_Exercise objective_. Search string "Registró": state how many lines in the material below contain it, and nothing else.

--

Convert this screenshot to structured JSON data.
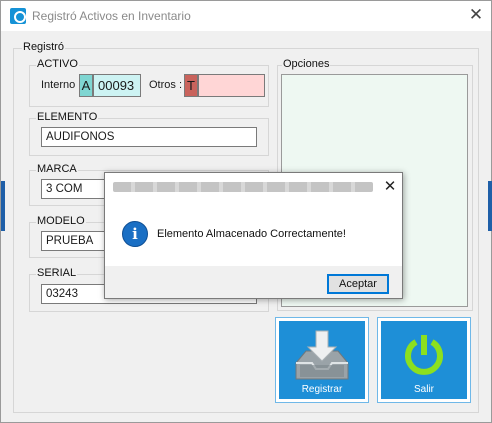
{
  "window": {
    "title": "Registró Activos en Inventario",
    "close_glyph": "✕"
  },
  "form": {
    "group_title": "Registró",
    "activo": {
      "title": "ACTIVO",
      "interno_label": "Interno :",
      "interno_prefix": "A",
      "interno_value": "00093",
      "otros_label": "Otros :",
      "otros_prefix": "T",
      "otros_value": ""
    },
    "elemento": {
      "title": "ELEMENTO",
      "value": "AUDIFONOS"
    },
    "marca": {
      "title": "MARCA",
      "value": "3 COM"
    },
    "modelo": {
      "title": "MODELO",
      "value": "PRUEBA"
    },
    "serial": {
      "title": "SERIAL",
      "value": "03243"
    },
    "opciones": {
      "title": "Opciones"
    }
  },
  "buttons": {
    "registrar": "Registrar",
    "salir": "Salir"
  },
  "dialog": {
    "message": "Elemento Almacenado Correctamente!",
    "info_glyph": "i",
    "close_glyph": "✕",
    "ok_label": "Aceptar"
  },
  "colors": {
    "accent_blue": "#1e8fd7",
    "interno_prefix_bg": "#7fd6d2",
    "interno_value_bg": "#cdf3f3",
    "otros_prefix_bg": "#c9635c",
    "otros_value_bg": "#ffd6d6",
    "opciones_bg": "#eef8f2",
    "info_icon": "#1a6fc4",
    "power_icon": "#8ce01f"
  },
  "icons": {
    "app": "app-icon",
    "registrar": "inbox-download-icon",
    "salir": "power-icon",
    "dialog": "info-icon"
  }
}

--

_Response to the task_. 2